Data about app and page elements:
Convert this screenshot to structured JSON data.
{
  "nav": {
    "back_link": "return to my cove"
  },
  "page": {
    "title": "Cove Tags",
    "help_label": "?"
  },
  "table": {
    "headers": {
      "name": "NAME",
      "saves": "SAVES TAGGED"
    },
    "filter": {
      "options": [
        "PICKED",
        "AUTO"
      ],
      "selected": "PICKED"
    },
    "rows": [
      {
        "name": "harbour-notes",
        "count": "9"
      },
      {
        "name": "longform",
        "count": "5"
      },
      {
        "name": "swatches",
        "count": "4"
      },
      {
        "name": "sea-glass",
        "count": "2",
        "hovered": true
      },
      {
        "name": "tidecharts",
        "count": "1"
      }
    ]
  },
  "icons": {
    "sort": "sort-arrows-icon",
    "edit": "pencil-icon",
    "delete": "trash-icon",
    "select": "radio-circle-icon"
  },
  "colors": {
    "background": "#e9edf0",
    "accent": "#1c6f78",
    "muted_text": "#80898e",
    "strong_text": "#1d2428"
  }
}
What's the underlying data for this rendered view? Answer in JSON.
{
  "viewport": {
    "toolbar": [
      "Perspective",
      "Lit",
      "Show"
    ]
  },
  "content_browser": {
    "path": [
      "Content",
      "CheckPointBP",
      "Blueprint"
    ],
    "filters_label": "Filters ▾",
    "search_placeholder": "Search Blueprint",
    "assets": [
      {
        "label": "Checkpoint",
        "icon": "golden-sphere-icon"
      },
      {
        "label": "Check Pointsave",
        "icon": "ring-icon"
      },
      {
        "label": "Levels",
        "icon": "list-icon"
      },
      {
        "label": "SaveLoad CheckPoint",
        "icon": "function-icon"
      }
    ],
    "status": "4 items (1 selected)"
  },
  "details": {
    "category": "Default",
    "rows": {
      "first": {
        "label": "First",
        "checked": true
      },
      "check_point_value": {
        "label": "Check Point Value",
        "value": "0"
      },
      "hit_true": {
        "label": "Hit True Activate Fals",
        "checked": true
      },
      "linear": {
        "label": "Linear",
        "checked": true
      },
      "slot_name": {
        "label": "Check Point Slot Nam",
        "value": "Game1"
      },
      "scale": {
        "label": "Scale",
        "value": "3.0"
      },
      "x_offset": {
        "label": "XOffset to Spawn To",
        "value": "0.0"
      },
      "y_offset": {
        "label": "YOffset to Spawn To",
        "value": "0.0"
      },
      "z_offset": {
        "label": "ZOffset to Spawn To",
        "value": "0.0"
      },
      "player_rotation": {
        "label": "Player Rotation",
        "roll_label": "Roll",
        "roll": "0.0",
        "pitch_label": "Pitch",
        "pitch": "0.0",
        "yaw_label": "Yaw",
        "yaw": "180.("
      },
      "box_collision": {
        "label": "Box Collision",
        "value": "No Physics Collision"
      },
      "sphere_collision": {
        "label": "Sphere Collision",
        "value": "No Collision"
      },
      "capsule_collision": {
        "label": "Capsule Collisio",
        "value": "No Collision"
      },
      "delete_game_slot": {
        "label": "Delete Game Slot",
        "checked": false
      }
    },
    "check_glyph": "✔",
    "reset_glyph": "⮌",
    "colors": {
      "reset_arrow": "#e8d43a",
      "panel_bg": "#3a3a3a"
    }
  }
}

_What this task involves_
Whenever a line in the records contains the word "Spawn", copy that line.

_Written answer_
        "label": "XOffset to Spawn To",
        "label": "YOffset to Spawn To",
        "label": "ZOffset to Spawn To",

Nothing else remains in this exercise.